◆ EXERCISE GOAL
Pull each line holding the word "Valider" from the data.

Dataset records
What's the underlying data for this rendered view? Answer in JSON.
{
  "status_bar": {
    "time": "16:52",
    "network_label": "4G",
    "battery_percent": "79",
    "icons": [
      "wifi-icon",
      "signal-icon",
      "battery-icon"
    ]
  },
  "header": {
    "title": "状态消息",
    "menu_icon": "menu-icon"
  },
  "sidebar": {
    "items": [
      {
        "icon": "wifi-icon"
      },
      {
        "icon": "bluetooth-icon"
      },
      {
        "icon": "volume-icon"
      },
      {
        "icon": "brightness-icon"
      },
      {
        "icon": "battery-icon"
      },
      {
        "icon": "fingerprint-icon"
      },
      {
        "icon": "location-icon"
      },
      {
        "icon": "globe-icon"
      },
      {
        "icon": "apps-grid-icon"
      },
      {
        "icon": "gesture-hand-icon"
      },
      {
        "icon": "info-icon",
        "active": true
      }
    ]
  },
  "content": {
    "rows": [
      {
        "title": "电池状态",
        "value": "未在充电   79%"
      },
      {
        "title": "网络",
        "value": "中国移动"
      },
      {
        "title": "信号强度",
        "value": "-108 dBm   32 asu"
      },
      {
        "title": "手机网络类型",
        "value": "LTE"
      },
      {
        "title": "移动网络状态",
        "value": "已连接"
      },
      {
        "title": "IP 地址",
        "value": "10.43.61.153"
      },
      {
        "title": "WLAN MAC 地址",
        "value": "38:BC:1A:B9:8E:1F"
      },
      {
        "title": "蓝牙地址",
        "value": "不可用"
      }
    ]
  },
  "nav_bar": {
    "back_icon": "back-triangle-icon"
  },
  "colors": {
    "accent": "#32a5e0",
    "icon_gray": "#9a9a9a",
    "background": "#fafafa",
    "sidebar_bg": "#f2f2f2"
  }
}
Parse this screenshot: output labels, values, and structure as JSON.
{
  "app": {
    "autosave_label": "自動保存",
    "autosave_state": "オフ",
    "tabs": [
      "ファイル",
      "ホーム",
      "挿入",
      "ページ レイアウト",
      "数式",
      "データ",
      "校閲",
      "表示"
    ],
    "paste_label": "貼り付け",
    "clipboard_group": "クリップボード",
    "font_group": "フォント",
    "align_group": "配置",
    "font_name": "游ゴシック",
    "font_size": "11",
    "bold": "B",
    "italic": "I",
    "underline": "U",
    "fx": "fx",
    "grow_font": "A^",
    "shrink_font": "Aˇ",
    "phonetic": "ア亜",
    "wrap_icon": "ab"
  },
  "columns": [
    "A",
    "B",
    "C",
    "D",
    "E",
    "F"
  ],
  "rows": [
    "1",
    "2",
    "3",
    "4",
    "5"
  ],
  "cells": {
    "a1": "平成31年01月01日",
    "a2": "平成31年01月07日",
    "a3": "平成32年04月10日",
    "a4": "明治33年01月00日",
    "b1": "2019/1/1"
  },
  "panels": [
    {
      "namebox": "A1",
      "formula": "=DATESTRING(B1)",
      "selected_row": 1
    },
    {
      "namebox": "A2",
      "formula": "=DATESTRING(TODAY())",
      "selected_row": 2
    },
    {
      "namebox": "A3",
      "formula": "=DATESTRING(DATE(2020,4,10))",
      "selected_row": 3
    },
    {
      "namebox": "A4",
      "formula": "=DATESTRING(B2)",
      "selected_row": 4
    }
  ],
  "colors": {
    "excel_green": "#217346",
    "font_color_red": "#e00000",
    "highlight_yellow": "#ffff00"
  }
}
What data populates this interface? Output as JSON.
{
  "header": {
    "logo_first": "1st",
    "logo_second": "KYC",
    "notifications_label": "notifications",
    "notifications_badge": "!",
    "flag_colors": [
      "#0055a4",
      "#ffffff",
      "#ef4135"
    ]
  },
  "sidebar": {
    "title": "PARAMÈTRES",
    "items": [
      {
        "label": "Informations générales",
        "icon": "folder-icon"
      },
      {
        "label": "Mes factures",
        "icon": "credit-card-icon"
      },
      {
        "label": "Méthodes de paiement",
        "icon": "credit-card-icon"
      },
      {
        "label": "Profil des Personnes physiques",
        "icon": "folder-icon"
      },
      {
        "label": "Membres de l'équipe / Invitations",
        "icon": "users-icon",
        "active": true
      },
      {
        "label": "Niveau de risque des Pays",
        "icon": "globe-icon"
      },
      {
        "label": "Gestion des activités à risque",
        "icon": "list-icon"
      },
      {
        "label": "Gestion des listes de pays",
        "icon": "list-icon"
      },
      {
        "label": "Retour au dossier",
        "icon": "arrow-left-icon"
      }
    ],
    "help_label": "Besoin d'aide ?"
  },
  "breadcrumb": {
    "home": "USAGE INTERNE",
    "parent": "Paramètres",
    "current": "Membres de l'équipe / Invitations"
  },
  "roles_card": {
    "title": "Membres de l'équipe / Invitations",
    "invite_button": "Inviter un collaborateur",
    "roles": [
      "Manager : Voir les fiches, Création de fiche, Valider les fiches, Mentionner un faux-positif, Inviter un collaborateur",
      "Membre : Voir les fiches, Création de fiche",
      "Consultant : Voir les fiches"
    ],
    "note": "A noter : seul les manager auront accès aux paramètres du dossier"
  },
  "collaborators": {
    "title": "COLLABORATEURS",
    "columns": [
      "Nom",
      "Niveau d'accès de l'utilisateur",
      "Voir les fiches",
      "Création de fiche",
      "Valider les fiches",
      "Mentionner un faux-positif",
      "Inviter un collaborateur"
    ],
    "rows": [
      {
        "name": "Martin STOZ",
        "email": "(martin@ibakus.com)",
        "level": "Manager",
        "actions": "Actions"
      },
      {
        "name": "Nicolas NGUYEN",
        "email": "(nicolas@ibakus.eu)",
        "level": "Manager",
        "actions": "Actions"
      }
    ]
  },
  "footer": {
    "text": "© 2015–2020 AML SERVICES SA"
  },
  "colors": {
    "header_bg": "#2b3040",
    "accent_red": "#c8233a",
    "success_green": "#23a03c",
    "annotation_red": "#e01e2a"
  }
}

◆ YOUR SOLUTION
      "Manager : Voir les fiches, Création de fiche, Valider les fiches, Mentionner un faux-positif, Inviter un collaborateur",
      "Valider les fiches",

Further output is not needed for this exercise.